▸ **What to do**
Lines containing "COMMANDES" should be pulled from the material below.

>>>

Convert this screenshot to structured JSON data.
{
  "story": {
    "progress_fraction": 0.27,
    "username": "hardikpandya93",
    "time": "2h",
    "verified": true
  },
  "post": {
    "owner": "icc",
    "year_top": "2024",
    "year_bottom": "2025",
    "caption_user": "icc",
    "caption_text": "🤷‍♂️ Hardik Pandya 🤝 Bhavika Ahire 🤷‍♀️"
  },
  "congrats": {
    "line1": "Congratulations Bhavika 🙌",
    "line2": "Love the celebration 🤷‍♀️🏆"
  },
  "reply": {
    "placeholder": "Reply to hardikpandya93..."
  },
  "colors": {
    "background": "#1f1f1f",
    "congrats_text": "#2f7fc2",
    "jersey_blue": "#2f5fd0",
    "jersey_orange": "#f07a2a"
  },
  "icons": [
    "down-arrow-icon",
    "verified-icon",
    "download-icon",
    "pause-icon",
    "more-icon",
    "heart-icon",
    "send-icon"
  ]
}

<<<
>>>

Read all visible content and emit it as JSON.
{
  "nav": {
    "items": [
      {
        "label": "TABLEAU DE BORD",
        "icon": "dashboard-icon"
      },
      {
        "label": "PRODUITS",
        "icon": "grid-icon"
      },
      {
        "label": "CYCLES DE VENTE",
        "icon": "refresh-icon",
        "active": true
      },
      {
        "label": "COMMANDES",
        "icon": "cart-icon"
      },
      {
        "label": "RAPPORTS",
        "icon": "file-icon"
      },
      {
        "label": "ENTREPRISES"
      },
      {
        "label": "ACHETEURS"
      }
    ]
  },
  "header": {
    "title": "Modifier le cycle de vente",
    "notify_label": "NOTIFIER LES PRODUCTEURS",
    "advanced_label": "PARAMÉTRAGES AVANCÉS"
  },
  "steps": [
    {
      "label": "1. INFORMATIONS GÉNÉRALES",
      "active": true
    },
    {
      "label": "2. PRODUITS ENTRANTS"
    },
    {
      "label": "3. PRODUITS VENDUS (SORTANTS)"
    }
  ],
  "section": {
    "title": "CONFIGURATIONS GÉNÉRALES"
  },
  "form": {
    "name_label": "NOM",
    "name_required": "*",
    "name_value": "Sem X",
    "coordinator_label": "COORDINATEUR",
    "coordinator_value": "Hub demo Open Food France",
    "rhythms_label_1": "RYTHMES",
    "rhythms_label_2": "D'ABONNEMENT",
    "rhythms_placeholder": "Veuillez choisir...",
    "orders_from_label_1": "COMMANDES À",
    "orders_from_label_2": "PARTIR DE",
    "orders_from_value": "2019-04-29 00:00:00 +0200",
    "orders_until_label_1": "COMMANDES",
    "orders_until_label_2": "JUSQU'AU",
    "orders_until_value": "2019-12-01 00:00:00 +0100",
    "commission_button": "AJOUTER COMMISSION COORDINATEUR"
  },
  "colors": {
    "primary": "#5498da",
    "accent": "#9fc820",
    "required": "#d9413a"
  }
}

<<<
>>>

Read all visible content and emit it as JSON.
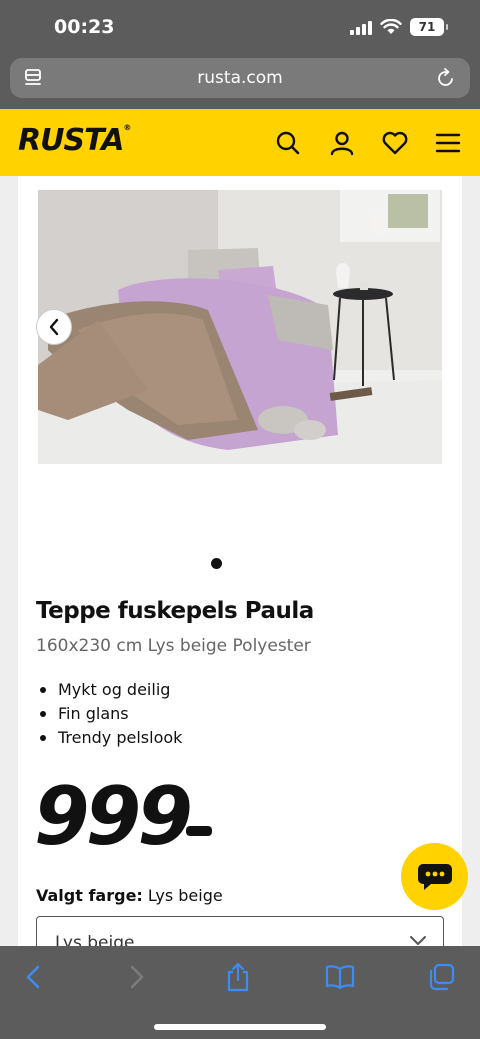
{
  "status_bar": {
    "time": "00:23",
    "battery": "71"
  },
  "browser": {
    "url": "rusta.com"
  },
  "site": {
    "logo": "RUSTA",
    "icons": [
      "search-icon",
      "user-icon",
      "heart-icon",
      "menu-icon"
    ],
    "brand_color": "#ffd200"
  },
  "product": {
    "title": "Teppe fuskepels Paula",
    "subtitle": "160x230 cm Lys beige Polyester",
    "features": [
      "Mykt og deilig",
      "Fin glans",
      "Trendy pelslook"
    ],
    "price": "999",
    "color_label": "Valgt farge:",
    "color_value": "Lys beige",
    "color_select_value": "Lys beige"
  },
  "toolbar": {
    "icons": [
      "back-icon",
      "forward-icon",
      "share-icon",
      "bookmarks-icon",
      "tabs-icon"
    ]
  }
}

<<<

▸ **Exercise answer**
        "label": "COMMANDES",
    "orders_from_label_1": "COMMANDES À",
    "orders_until_label_1": "COMMANDES",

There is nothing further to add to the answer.